Pyrophosphatase hydrolyzes the pyrophosphate cleaved off of uracil-triphosphate creating two Pi

- this pulls the reaction forward by getting rid of one of its products

 

8

What characteristics of UDP-Glucose Pyrophosphorylase make its reaction not a regulatory step of glycogenesis?

- low Km for G-1-P

high concentration

9

What kind of bonds exist between glucose monomers in glycogen?

And at branching points?

between monomers: alpha 1-4 glycosidic bonds

at branching points: alpha 1-6 glycosidic bonds

10

What are the two "ends" of glycogen chains + what characterizes them?

Non-reducing End - no free glycosidic -OH

Reducing End - theoretically a free glycosidic -OH but in reality it is bound to glycogenin (which would be the "R" group in the image below)

11

Once UDP-glucose is formed, glycogen chain synthesis can begin.

Via what central molecule + how?

 

Glycogenin

autocatalyzes glucosylation via UDPGlc

- adds 7 glucose residues to itself to form glycogen primer

12

Once a glycogen primer is formed, how is it elongated?

Glycogen Synthase

- creates further alpha 1-4 bonds at the non-reducing end of the glycogen primer

13

How are glycogen branches made?

Glycogen Branching Enzyme

(Glycosyl 4,6 Transferase)

- when a glycogen branch is at least 11 glucoses long, this enzyme transfers a part of the chain to the middle of a neighboring chain via alpha 1-6 bond

14

What are 2 advantages of glycogen's branched structure?

  • higher solubility
  • faster metabolism - via more non-reducing terminals

15

How are glycogen chains (not branches) broken down?

By what?

Into what?

Glycogen phosphorylase

- cleaves 1-4 linkages via phosphorolysis to create glucose-1-phosphate

 

16

What does glycogen phosphorylase require in order to function?

How is it connected to this required co-factor?

Pyridoxal Phosphate (PLP)

- a coenzyme connected via Schiff-base linkage at the enzymes active site

 

17

How are glycogen branches broken down?

The enzyme has two activities. What are they?

Once the chains have been shortened to about 4 glucoses on either side of the branch point...

Debranching Enzyme uses...

Glucan transferase activity to move a trisaccharide from one side of the branch to the other, and...

1-6-Glycosidase activity to remove the one glucose at the branch point.

 

21

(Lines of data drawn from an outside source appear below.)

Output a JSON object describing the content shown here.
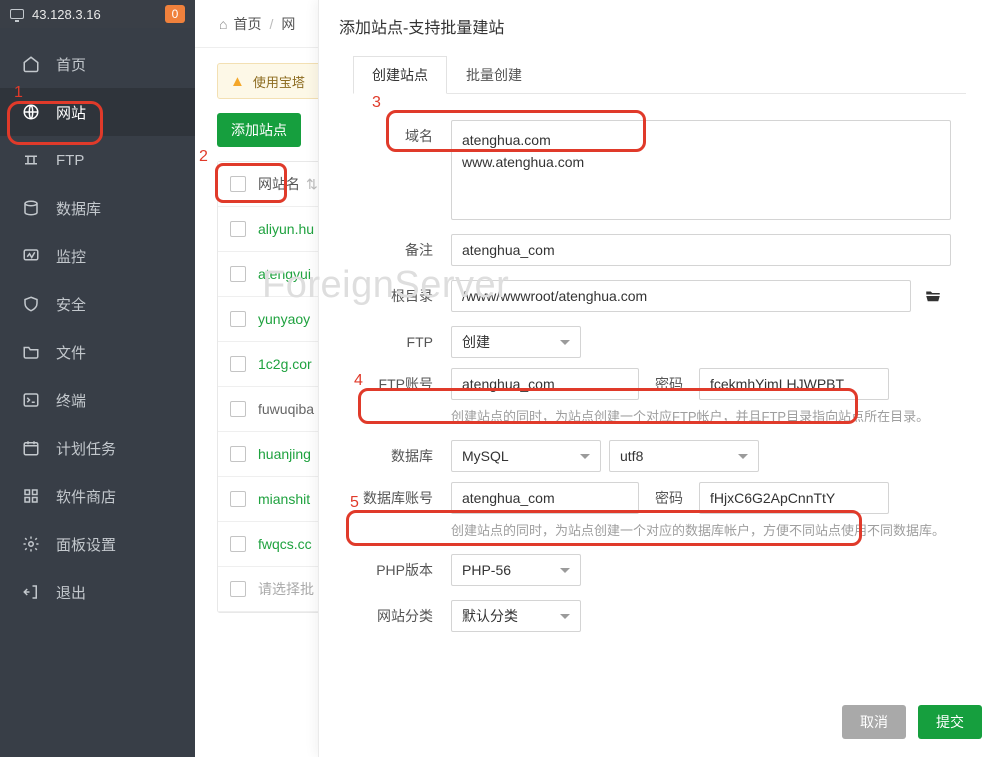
{
  "top": {
    "ip": "43.128.3.16",
    "badge": "0"
  },
  "nav": {
    "items": [
      "首页",
      "网站",
      "FTP",
      "数据库",
      "监控",
      "安全",
      "文件",
      "终端",
      "计划任务",
      "软件商店",
      "面板设置",
      "退出"
    ],
    "active_index": 1
  },
  "crumb": {
    "home": "首页",
    "section": "网"
  },
  "alert": "使用宝塔",
  "toolbar": {
    "add": "添加站点"
  },
  "table": {
    "header": "网站名",
    "rows": [
      "aliyun.hu",
      "atengyui",
      "yunyaoy",
      "1c2g.cor",
      "fuwuqiba",
      "huanjing",
      "mianshit",
      "fwqcs.cc"
    ],
    "muted_index": 4,
    "batch": "请选择批"
  },
  "modal": {
    "title": "添加站点-支持批量建站",
    "tabs": [
      "创建站点",
      "批量创建"
    ],
    "labels": {
      "domain": "域名",
      "note": "备注",
      "root": "根目录",
      "ftp": "FTP",
      "ftp_acc": "FTP账号",
      "pwd": "密码",
      "db": "数据库",
      "db_acc": "数据库账号",
      "php": "PHP版本",
      "cat": "网站分类"
    },
    "vals": {
      "domain": "atenghua.com\nwww.atenghua.com",
      "note": "atenghua_com",
      "root": "/www/wwwroot/atenghua.com",
      "ftp_sel": "创建",
      "ftp_acc": "atenghua_com",
      "ftp_pwd": "fcekmhYimLHJWPBT",
      "db_sel": "MySQL",
      "db_charset": "utf8",
      "db_acc": "atenghua_com",
      "db_pwd": "fHjxC6G2ApCnnTtY",
      "php": "PHP-56",
      "cat": "默认分类"
    },
    "hints": {
      "ftp": "创建站点的同时，为站点创建一个对应FTP帐户，并且FTP目录指向站点所在目录。",
      "db": "创建站点的同时，为站点创建一个对应的数据库帐户，方便不同站点使用不同数据库。"
    },
    "buttons": {
      "cancel": "取消",
      "ok": "提交"
    }
  },
  "annotations": {
    "a1": "1",
    "a2": "2",
    "a3": "3",
    "a4": "4",
    "a5": "5"
  },
  "watermark": "ForeignServer"
}
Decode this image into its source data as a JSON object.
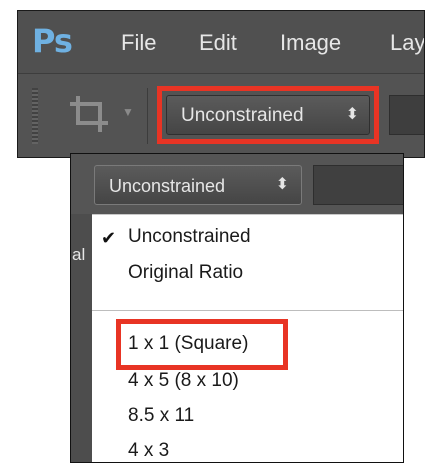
{
  "app": {
    "logo": "Ps"
  },
  "menubar": {
    "items": [
      "File",
      "Edit",
      "Image",
      "Lay"
    ]
  },
  "options_bar": {
    "crop_tool_icon": "crop-icon",
    "ratio_select": {
      "value": "Unconstrained",
      "spinner_glyph": "⬍"
    }
  },
  "dropdown": {
    "selected_value": "Unconstrained",
    "side_label": "al",
    "checkmark": "✔",
    "options": [
      "Unconstrained",
      "Original Ratio",
      "1 x 1 (Square)",
      "4 x 5 (8 x 10)",
      "8.5 x 11",
      "4 x 3"
    ]
  },
  "colors": {
    "highlight": "#e83424",
    "ps_logo": "#6fb1e2",
    "panel_dark": "#535353"
  }
}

Once glycogen has been broken into monomers, how is it used?

2 steps

  1. Phosphoglucomutase changes G1P to G6P
  2. Glucose-6-Phosphatase removes phosphate to make glucose

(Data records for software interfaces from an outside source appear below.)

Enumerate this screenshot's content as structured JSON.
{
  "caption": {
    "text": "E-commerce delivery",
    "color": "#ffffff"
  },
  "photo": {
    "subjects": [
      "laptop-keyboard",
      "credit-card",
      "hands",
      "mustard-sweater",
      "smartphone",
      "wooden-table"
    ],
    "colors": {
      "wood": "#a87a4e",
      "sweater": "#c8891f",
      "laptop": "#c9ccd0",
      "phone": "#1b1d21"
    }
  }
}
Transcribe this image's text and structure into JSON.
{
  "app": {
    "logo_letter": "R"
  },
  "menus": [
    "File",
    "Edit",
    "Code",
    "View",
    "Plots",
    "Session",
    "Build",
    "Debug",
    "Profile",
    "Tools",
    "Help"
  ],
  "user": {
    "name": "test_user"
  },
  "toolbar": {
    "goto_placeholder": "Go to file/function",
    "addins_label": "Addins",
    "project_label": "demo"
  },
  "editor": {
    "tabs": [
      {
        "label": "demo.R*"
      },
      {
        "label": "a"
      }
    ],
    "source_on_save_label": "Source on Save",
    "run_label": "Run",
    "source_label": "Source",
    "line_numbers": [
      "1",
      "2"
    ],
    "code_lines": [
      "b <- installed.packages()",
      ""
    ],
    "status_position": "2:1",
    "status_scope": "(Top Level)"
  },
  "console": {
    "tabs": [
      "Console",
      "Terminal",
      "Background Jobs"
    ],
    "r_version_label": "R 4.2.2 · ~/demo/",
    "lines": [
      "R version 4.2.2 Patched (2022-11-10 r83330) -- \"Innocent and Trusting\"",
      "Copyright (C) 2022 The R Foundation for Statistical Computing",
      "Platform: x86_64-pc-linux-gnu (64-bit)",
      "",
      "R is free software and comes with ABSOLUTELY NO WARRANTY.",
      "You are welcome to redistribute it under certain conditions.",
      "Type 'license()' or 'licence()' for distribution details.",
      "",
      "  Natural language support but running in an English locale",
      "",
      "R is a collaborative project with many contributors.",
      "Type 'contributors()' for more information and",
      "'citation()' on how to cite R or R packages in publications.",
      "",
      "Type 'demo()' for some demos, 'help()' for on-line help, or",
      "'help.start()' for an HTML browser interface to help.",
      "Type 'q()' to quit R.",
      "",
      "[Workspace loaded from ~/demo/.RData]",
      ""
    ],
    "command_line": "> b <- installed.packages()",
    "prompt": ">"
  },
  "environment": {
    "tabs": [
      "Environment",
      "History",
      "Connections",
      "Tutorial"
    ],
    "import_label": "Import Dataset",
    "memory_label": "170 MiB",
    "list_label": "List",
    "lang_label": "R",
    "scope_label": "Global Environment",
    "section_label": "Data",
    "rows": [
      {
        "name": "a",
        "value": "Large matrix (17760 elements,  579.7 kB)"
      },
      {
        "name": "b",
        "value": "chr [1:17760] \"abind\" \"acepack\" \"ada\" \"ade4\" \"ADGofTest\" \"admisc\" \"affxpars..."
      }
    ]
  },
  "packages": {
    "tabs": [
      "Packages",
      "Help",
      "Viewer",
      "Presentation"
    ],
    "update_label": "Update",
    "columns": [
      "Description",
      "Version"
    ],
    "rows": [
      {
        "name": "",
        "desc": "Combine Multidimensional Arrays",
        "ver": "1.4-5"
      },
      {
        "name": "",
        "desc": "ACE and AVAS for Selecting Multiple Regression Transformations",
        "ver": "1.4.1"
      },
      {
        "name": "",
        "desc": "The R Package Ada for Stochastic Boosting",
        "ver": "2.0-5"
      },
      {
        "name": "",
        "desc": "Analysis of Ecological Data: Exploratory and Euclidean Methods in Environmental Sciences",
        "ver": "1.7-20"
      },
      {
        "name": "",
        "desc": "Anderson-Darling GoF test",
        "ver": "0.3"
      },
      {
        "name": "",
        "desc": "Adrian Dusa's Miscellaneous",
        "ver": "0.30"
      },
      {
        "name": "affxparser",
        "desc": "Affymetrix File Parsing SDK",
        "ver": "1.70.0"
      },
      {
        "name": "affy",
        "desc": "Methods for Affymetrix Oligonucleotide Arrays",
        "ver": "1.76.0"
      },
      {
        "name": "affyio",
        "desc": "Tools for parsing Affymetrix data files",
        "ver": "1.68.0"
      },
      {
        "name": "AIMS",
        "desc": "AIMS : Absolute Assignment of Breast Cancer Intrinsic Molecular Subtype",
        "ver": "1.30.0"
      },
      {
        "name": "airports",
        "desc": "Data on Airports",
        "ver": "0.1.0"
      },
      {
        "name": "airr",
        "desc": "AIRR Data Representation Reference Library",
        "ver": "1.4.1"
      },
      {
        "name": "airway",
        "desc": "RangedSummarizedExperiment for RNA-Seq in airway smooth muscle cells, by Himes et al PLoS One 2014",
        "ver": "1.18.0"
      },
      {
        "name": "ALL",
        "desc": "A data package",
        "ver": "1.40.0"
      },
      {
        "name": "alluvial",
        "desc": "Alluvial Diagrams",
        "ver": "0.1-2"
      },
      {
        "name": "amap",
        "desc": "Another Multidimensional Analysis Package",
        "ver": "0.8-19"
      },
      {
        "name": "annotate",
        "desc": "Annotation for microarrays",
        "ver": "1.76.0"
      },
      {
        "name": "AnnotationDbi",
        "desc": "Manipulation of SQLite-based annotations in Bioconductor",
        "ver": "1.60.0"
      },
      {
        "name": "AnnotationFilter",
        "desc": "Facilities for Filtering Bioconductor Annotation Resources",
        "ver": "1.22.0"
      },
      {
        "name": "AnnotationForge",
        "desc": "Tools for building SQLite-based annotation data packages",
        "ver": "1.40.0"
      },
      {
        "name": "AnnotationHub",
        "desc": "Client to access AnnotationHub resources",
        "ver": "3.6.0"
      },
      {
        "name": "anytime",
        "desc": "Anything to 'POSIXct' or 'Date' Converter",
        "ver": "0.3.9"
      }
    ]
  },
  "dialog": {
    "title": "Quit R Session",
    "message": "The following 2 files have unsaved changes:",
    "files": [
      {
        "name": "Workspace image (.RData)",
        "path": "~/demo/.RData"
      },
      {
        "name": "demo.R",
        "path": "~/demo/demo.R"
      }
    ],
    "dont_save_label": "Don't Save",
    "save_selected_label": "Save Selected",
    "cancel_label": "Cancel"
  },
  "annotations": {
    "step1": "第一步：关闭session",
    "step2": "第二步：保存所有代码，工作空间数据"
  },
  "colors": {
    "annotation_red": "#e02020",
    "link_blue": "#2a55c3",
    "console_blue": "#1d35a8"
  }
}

22

In what other way can glycogen granules be broken down, especially in neonates?

What genetic disorder relates to this?

Lysosomal Degradation

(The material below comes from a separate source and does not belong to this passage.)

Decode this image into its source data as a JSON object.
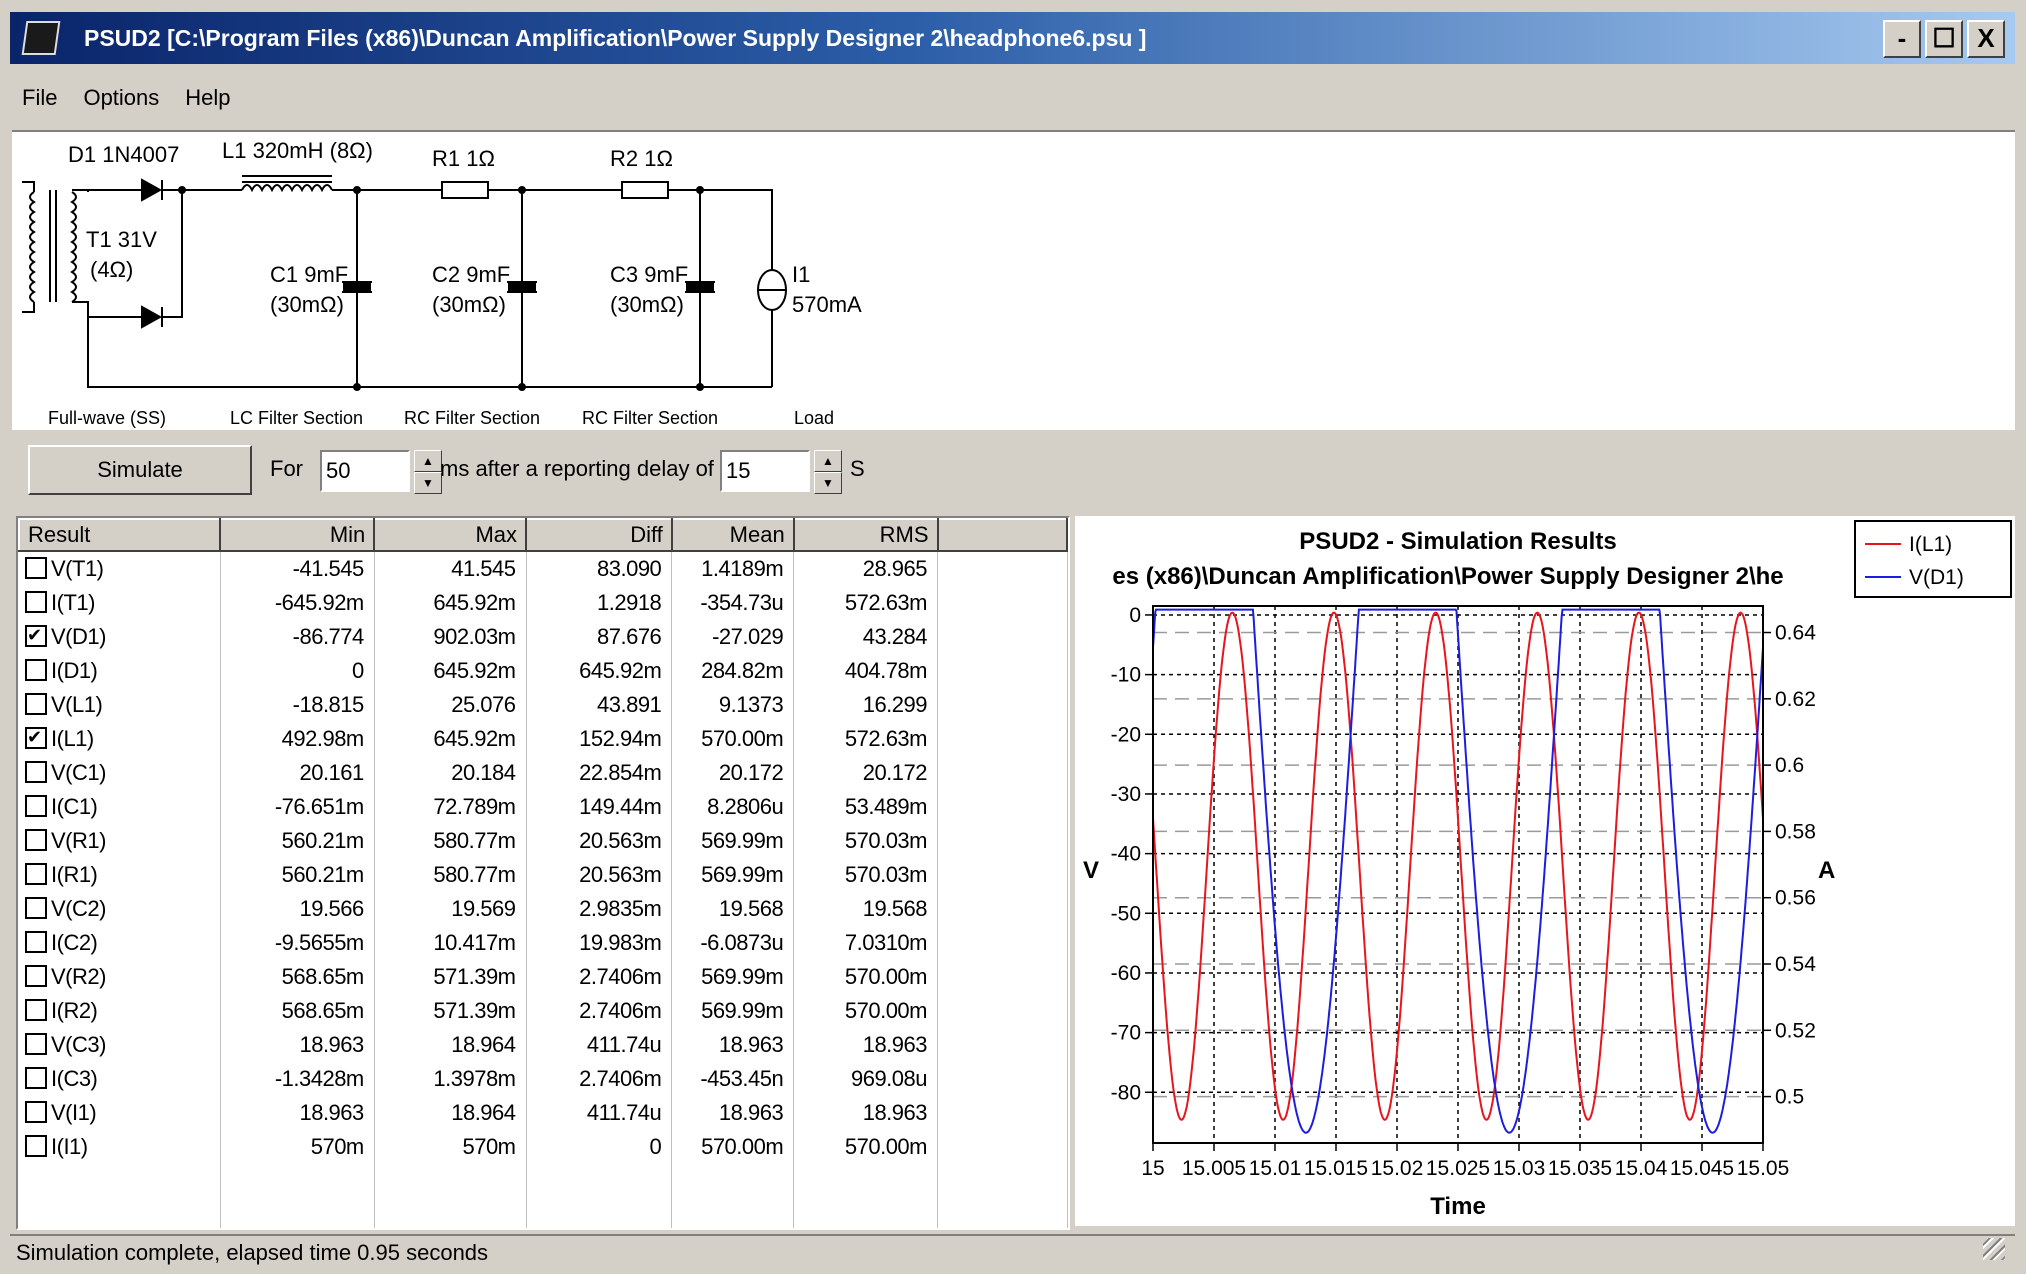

- lysosomes engulf granules and maltase hydrolyzes glycogen

 

Pompe Disease

- lack of lysosomal maltase

- causes lysosomal glycogen buildup + muscle hypotonia/dystrophy

23

What genetic disorder of glycogen metabolism results from lack of a dephosphorylating enzyme in the liver?

What are its two subtypes?

Von Gierke Disease (Type I Glycogenosis)

Type Ia

  • lack of glucose-6-phosphatase
  • glycogen accumulates in liver + kidneys
  • hypoglycemia; lactic acidemia; ketosis; hyperlipemia

Type Ib

  • lack of ER G-6-P Transporter
  • same effects + impaired neutrophil function

 

 

24

What genetic disorder effects muscle glycogen metabolism?

How?

McArdle Disease (Type V Glycogenosis)

- lack of muscle-type glycogen phosphorylase

- muscle glycogen buildup + painful cramps